■ **Your goal**: Where the records below have a line with "dragon", that line is to be copied.

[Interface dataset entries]
——————————
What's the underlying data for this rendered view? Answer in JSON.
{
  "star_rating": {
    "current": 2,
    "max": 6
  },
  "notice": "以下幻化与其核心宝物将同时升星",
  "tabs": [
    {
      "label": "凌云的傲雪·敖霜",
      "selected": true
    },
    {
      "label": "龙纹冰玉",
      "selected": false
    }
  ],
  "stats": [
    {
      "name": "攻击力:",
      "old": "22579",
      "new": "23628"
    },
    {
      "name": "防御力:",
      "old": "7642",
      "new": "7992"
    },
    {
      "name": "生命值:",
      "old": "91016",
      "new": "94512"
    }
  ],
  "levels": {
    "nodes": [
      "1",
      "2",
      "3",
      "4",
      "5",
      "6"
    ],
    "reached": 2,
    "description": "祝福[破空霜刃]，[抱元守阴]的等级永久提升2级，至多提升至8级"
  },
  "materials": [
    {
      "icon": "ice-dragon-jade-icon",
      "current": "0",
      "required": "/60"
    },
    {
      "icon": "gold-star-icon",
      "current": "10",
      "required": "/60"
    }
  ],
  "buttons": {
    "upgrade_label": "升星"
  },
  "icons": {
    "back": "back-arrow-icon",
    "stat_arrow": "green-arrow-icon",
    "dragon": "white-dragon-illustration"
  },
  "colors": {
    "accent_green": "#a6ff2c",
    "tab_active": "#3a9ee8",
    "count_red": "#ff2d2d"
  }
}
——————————
■ **Task output**:
      "icon": "ice-dragon-jade-icon",
    "dragon": "white-dragon-illustration"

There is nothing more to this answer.